Records to use Block Start

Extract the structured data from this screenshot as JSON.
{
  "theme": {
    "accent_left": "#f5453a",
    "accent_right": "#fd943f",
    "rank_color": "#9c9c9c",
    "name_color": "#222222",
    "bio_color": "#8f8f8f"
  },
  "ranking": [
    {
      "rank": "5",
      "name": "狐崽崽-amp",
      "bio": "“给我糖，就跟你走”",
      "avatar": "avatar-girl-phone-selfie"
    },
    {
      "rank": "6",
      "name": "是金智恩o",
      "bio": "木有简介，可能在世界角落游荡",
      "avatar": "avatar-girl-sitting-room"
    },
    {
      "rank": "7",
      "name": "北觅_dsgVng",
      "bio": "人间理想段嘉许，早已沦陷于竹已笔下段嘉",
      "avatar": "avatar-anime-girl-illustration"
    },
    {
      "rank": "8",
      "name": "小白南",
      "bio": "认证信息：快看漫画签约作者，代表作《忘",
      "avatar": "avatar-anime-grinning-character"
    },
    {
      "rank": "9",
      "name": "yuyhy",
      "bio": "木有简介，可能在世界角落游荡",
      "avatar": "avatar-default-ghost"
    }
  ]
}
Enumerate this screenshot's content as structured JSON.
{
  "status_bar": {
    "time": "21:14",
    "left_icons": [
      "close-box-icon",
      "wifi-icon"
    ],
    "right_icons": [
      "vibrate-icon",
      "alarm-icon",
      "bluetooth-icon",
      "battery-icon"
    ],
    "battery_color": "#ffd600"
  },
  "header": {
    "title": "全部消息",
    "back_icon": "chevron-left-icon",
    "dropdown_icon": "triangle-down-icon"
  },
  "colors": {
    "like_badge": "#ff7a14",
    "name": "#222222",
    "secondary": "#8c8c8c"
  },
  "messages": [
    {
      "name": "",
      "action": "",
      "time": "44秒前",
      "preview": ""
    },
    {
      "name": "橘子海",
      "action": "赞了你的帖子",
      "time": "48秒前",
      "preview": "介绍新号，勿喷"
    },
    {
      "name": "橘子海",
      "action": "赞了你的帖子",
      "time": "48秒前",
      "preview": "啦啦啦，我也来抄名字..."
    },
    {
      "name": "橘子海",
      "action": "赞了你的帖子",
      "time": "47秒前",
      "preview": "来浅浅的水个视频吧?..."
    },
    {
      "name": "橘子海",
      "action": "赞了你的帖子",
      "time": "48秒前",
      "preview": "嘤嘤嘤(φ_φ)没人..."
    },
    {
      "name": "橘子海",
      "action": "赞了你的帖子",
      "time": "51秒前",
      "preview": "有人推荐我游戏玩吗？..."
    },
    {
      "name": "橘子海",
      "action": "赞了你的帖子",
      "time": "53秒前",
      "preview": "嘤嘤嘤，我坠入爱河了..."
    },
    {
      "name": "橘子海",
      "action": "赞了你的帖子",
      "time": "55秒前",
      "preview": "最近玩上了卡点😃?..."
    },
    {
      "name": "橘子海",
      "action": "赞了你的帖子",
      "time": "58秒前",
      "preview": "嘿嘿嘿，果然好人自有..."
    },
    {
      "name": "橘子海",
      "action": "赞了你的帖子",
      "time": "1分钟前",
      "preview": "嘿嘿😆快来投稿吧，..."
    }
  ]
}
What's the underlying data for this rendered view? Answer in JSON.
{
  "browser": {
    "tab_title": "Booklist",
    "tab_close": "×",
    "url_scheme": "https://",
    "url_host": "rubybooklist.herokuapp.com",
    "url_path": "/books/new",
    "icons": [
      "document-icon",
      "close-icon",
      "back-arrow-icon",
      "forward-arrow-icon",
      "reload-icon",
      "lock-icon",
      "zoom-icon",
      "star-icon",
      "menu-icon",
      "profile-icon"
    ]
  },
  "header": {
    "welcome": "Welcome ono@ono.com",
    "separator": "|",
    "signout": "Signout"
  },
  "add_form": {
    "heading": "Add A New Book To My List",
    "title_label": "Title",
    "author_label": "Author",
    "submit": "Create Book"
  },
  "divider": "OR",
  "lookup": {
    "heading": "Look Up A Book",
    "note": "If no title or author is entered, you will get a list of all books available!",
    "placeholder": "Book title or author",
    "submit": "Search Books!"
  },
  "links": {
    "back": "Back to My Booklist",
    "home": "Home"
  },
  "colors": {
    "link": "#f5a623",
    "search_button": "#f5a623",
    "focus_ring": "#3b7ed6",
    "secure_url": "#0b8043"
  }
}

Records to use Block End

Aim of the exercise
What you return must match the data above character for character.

Solution to this task
Extract the structured data from this screenshot as JSON.
{
  "theme": {
    "accent_left": "#f5453a",
    "accent_right": "#fd943f",
    "rank_color": "#9c9c9c",
    "name_color": "#222222",
    "bio_color": "#8f8f8f"
  },
  "ranking": [
    {
      "rank": "5",
      "name": "狐崽崽-amp",
      "bio": "“给我糖，就跟你走”",
      "avatar": "avatar-girl-phone-selfie"
    },
    {
      "rank": "6",
      "name": "是金智恩o",
      "bio": "木有简介，可能在世界角落游荡",
      "avatar": "avatar-girl-sitting-room"
    },
    {
      "rank": "7",
      "name": "北觅_dsgVng",
      "bio": "人间理想段嘉许，早已沦陷于竹已笔下段嘉",
      "avatar": "avatar-anime-girl-illustration"
    },
    {
      "rank": "8",
      "name": "小白南",
      "bio": "认证信息：快看漫画签约作者，代表作《忘",
      "avatar": "avatar-anime-grinning-character"
    },
    {
      "rank": "9",
      "name": "yuyhy",
      "bio": "木有简介，可能在世界角落游荡",
      "avatar": "avatar-default-ghost"
    }
  ]
}
Enumerate this screenshot's content as structured JSON.
{
  "status_bar": {
    "time": "21:14",
    "left_icons": [
      "close-box-icon",
      "wifi-icon"
    ],
    "right_icons": [
      "vibrate-icon",
      "alarm-icon",
      "bluetooth-icon",
      "battery-icon"
    ],
    "battery_color": "#ffd600"
  },
  "header": {
    "title": "全部消息",
    "back_icon": "chevron-left-icon",
    "dropdown_icon": "triangle-down-icon"
  },
  "colors": {
    "like_badge": "#ff7a14",
    "name": "#222222",
    "secondary": "#8c8c8c"
  },
  "messages": [
    {
      "name": "",
      "action": "",
      "time": "44秒前",
      "preview": ""
    },
    {
      "name": "橘子海",
      "action": "赞了你的帖子",
      "time": "48秒前",
      "preview": "介绍新号，勿喷"
    },
    {
      "name": "橘子海",
      "action": "赞了你的帖子",
      "time": "48秒前",
      "preview": "啦啦啦，我也来抄名字..."
    },
    {
      "name": "橘子海",
      "action": "赞了你的帖子",
      "time": "47秒前",
      "preview": "来浅浅的水个视频吧?..."
    },
    {
      "name": "橘子海",
      "action": "赞了你的帖子",
      "time": "48秒前",
      "preview": "嘤嘤嘤(φ_φ)没人..."
    },
    {
      "name": "橘子海",
      "action": "赞了你的帖子",
      "time": "51秒前",
      "preview": "有人推荐我游戏玩吗？..."
    },
    {
      "name": "橘子海",
      "action": "赞了你的帖子",
      "time": "53秒前",
      "preview": "嘤嘤嘤，我坠入爱河了..."
    },
    {
      "name": "橘子海",
      "action": "赞了你的帖子",
      "time": "55秒前",
      "preview": "最近玩上了卡点😃?..."
    },
    {
      "name": "橘子海",
      "action": "赞了你的帖子",
      "time": "58秒前",
      "preview": "嘿嘿嘿，果然好人自有..."
    },
    {
      "name": "橘子海",
      "action": "赞了你的帖子",
      "time": "1分钟前",
      "preview": "嘿嘿😆快来投稿吧，..."
    }
  ]
}
What's the underlying data for this rendered view? Answer in JSON.
{
  "browser": {
    "tab_title": "Booklist",
    "tab_close": "×",
    "url_scheme": "https://",
    "url_host": "rubybooklist.herokuapp.com",
    "url_path": "/books/new",
    "icons": [
      "document-icon",
      "close-icon",
      "back-arrow-icon",
      "forward-arrow-icon",
      "reload-icon",
      "lock-icon",
      "zoom-icon",
      "star-icon",
      "menu-icon",
      "profile-icon"
    ]
  },
  "header": {
    "welcome": "Welcome ono@ono.com",
    "separator": "|",
    "signout": "Signout"
  },
  "add_form": {
    "heading": "Add A New Book To My List",
    "title_label": "Title",
    "author_label": "Author",
    "submit": "Create Book"
  },
  "divider": "OR",
  "lookup": {
    "heading": "Look Up A Book",
    "note": "If no title or author is entered, you will get a list of all books available!",
    "placeholder": "Book title or author",
    "submit": "Search Books!"
  },
  "links": {
    "back": "Back to My Booklist",
    "home": "Home"
  },
  "colors": {
    "link": "#f5a623",
    "search_button": "#f5a623",
    "focus_ring": "#3b7ed6",
    "secure_url": "#0b8043"
  }
}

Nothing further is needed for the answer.